**What this task involves:**
Nothing but a number is expected: the count of lines in the data below that include "text".

**Dataset records:**

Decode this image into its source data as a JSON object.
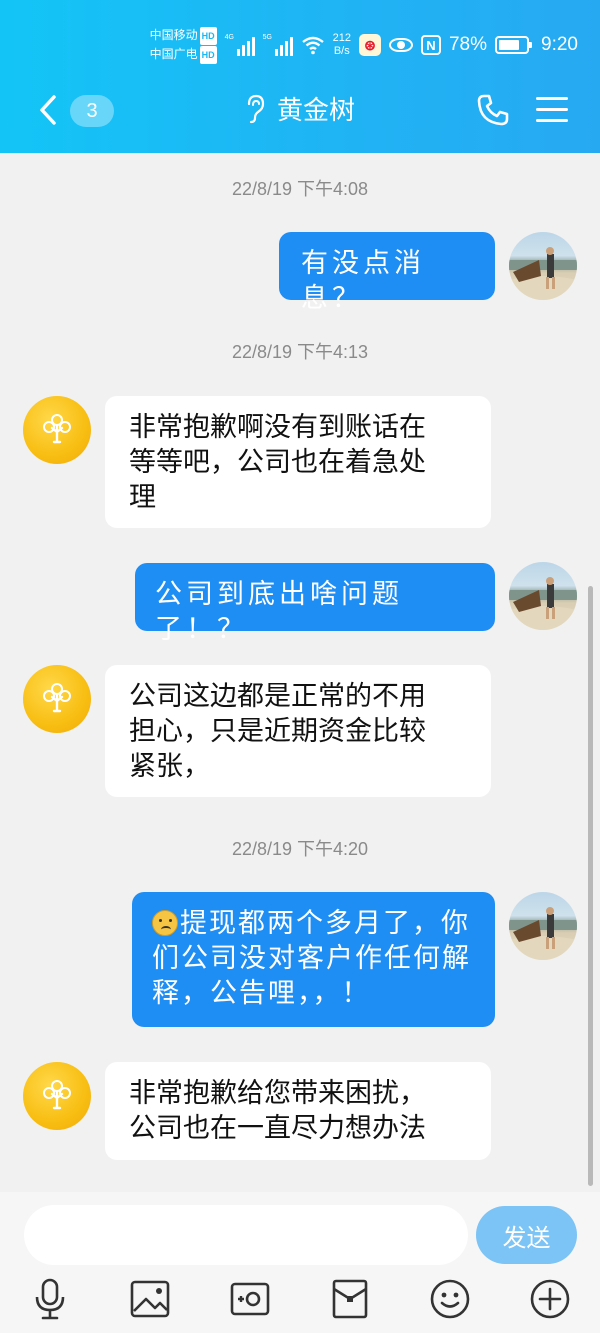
{
  "status": {
    "carrier1": "中国移动",
    "carrier2": "中国广电",
    "hd": "HD",
    "net1": "4G",
    "net2": "5G",
    "speed_value": "212",
    "speed_unit": "B/s",
    "battery": "78%",
    "battery_level": 0.78,
    "time": "9:20"
  },
  "header": {
    "unread": "3",
    "title": "黄金树"
  },
  "chat": [
    {
      "type": "time",
      "text": "22/8/19 下午4:08"
    },
    {
      "type": "out",
      "lines": [
        "有没点消息？"
      ]
    },
    {
      "type": "time",
      "text": "22/8/19 下午4:13"
    },
    {
      "type": "in",
      "lines": [
        "非常抱歉啊没有到账话在",
        "等等吧，公司也在着急处",
        "理"
      ]
    },
    {
      "type": "out",
      "lines": [
        "公司到底出啥问题了！？"
      ]
    },
    {
      "type": "in",
      "lines": [
        "公司这边都是正常的不用",
        "担心，只是近期资金比较",
        "紧张，"
      ]
    },
    {
      "type": "time",
      "text": "22/8/19 下午4:20"
    },
    {
      "type": "out",
      "emoji": "frown-emoji",
      "lines": [
        "提现都两个多月了，你",
        "们公司没对客户作任何解",
        "释，公告哩，，！"
      ]
    },
    {
      "type": "in",
      "lines": [
        "非常抱歉给您带来困扰，",
        "公司也在一直尽力想办法"
      ]
    }
  ],
  "input": {
    "value": "",
    "send_label": "发送"
  },
  "toolbar": [
    "mic-icon",
    "image-icon",
    "camera-icon",
    "red-packet-icon",
    "emoji-icon",
    "plus-icon"
  ],
  "colors": {
    "header": "#1fb4f4",
    "bubble_out": "#1f8ef4",
    "bubble_in": "#ffffff",
    "send": "#7cc3f6",
    "background": "#f1f1f1"
  }
}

**Written solution:**
3